- _Exercise instructions_: Exact reproduction, images excluded: write out the records below.

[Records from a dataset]
■ ■ ■ ■ ■ ■ ■

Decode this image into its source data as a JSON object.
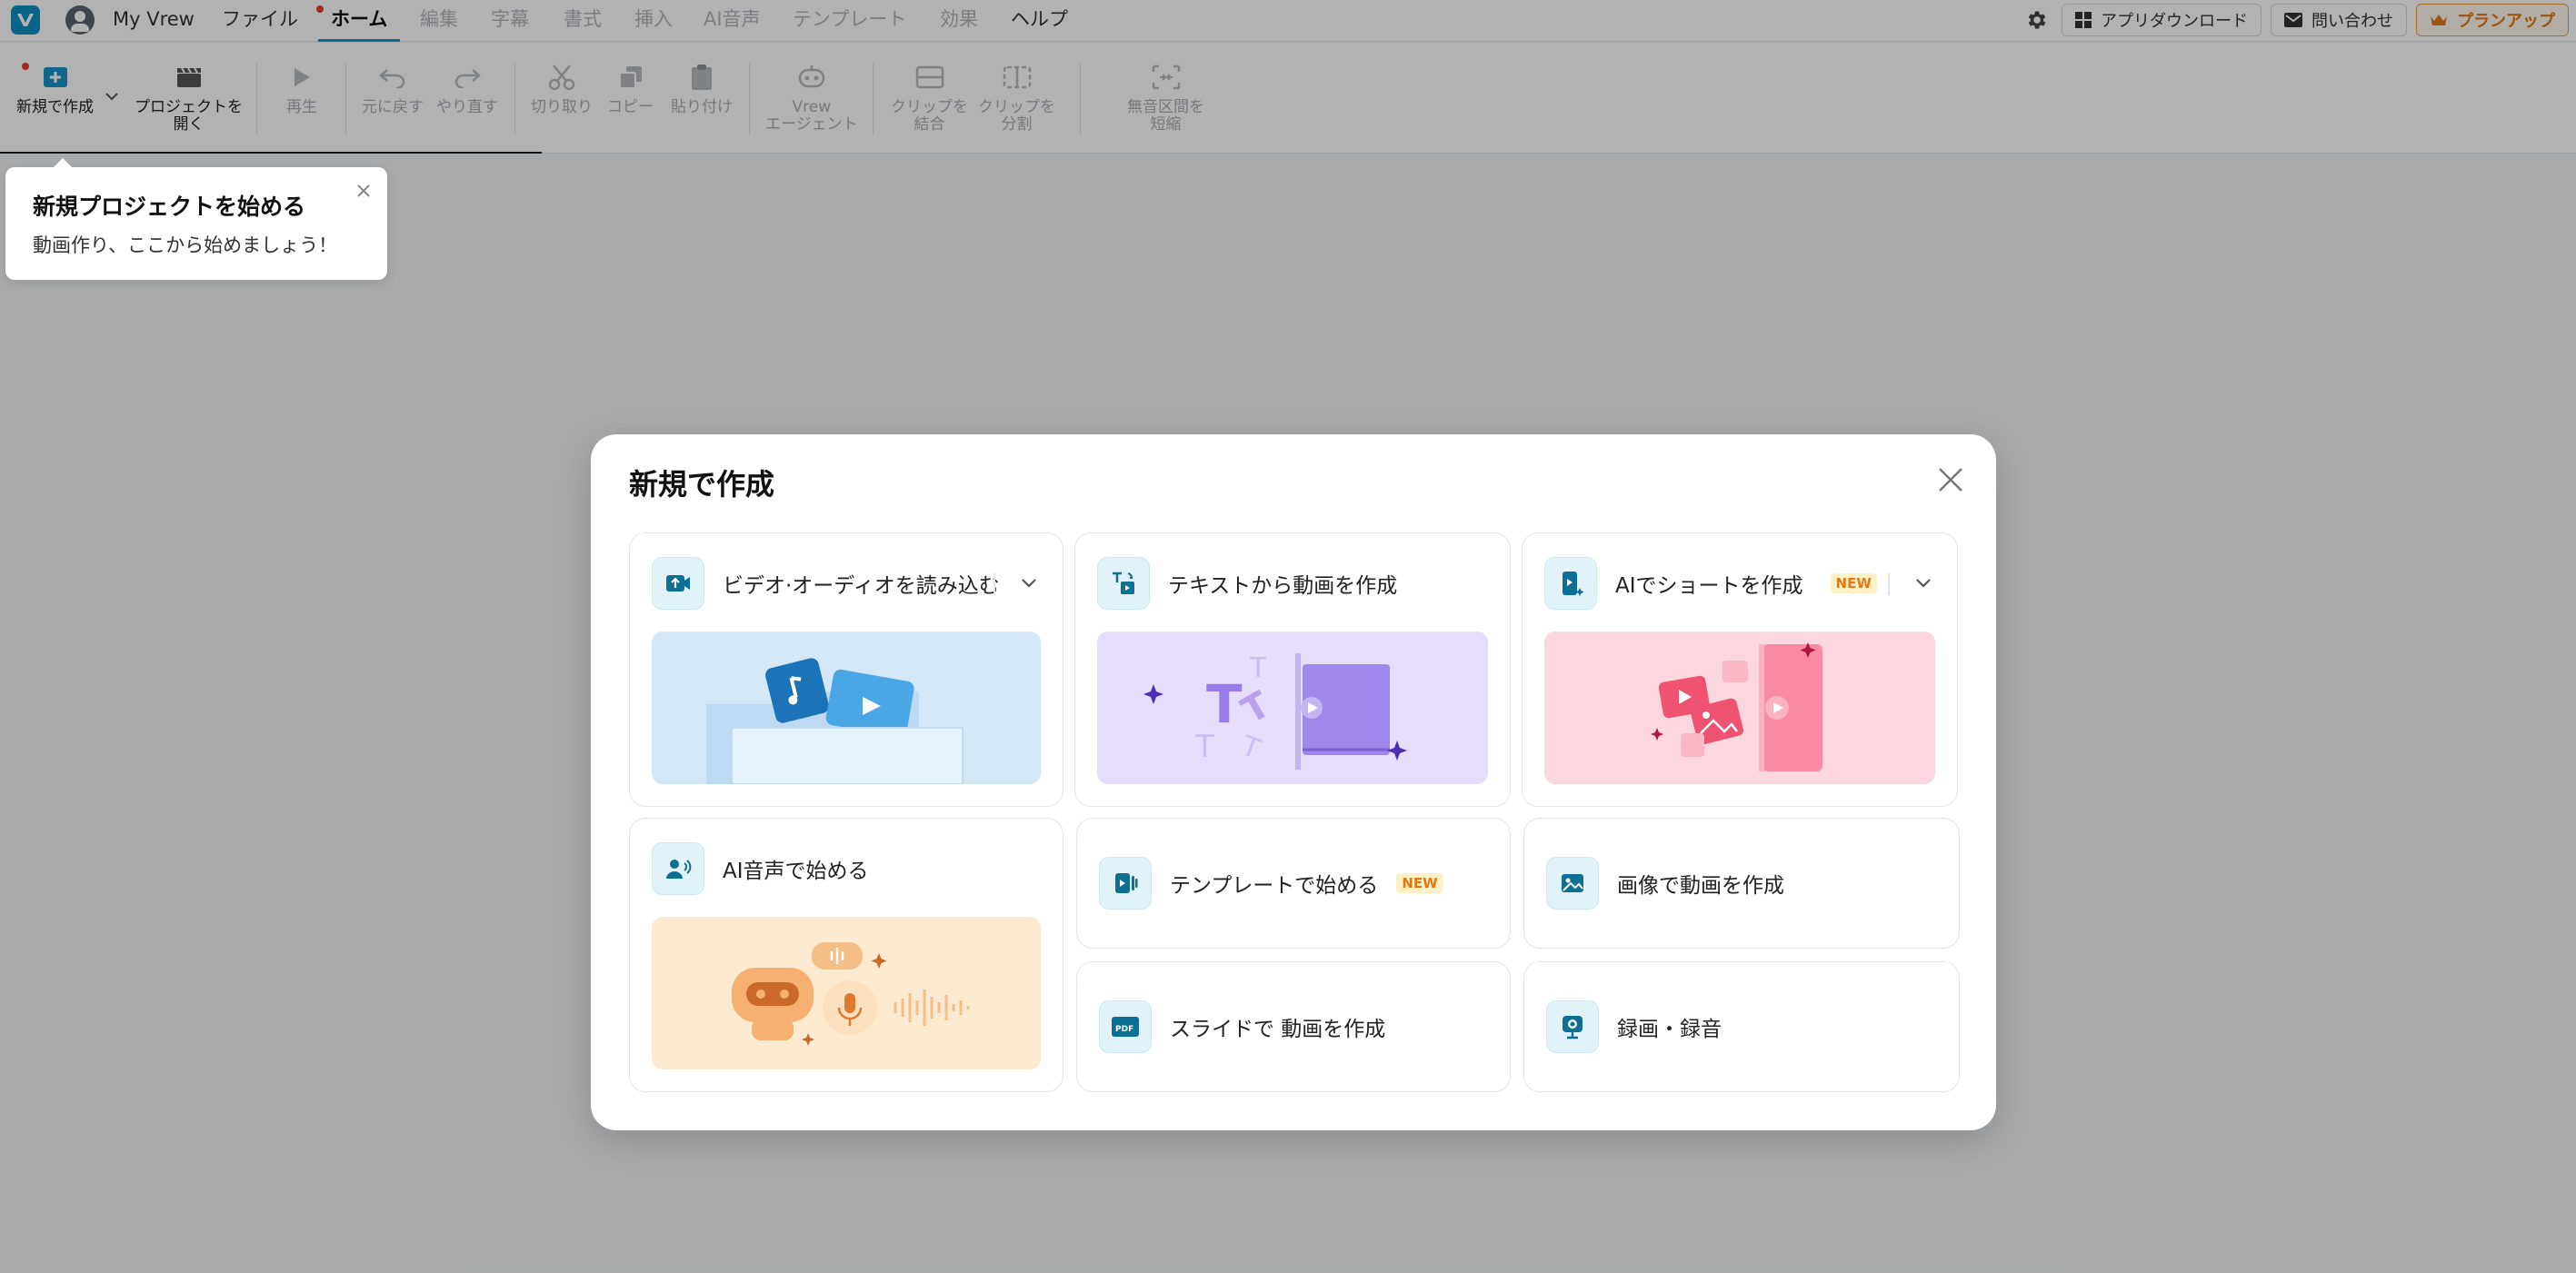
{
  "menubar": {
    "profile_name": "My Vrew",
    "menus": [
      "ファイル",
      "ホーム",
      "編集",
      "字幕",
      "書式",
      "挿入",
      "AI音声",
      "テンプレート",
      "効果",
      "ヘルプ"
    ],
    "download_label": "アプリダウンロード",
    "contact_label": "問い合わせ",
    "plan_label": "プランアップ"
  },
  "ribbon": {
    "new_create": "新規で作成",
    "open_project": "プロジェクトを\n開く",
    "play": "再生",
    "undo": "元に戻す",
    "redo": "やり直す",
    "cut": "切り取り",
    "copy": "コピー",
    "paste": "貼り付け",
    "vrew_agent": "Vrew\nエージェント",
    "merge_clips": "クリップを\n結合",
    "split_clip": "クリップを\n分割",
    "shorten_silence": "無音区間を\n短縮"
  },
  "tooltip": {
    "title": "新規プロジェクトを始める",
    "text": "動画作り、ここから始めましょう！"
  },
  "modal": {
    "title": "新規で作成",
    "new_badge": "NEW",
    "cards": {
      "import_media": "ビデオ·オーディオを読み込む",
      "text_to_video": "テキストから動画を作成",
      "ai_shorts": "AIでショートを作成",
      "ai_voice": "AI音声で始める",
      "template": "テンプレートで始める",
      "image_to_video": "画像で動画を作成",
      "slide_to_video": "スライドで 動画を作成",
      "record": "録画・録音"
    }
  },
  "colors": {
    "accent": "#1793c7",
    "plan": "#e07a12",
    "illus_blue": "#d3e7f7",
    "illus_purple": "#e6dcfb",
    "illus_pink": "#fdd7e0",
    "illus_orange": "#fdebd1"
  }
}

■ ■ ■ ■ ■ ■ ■

- _Task output_:
Decode this image into its source data as a JSON object.
{
  "menubar": {
    "profile_name": "My Vrew",
    "menus": [
      "ファイル",
      "ホーム",
      "編集",
      "字幕",
      "書式",
      "挿入",
      "AI音声",
      "テンプレート",
      "効果",
      "ヘルプ"
    ],
    "download_label": "アプリダウンロード",
    "contact_label": "問い合わせ",
    "plan_label": "プランアップ"
  },
  "ribbon": {
    "new_create": "新規で作成",
    "open_project": "プロジェクトを\n開く",
    "play": "再生",
    "undo": "元に戻す",
    "redo": "やり直す",
    "cut": "切り取り",
    "copy": "コピー",
    "paste": "貼り付け",
    "vrew_agent": "Vrew\nエージェント",
    "merge_clips": "クリップを\n結合",
    "split_clip": "クリップを\n分割",
    "shorten_silence": "無音区間を\n短縮"
  },
  "tooltip": {
    "title": "新規プロジェクトを始める",
    "text": "動画作り、ここから始めましょう！"
  },
  "modal": {
    "title": "新規で作成",
    "new_badge": "NEW",
    "cards": {
      "import_media": "ビデオ·オーディオを読み込む",
      "text_to_video": "テキストから動画を作成",
      "ai_shorts": "AIでショートを作成",
      "ai_voice": "AI音声で始める",
      "template": "テンプレートで始める",
      "image_to_video": "画像で動画を作成",
      "slide_to_video": "スライドで 動画を作成",
      "record": "録画・録音"
    }
  },
  "colors": {
    "accent": "#1793c7",
    "plan": "#e07a12",
    "illus_blue": "#d3e7f7",
    "illus_purple": "#e6dcfb",
    "illus_pink": "#fdd7e0",
    "illus_orange": "#fdebd1"
  }
}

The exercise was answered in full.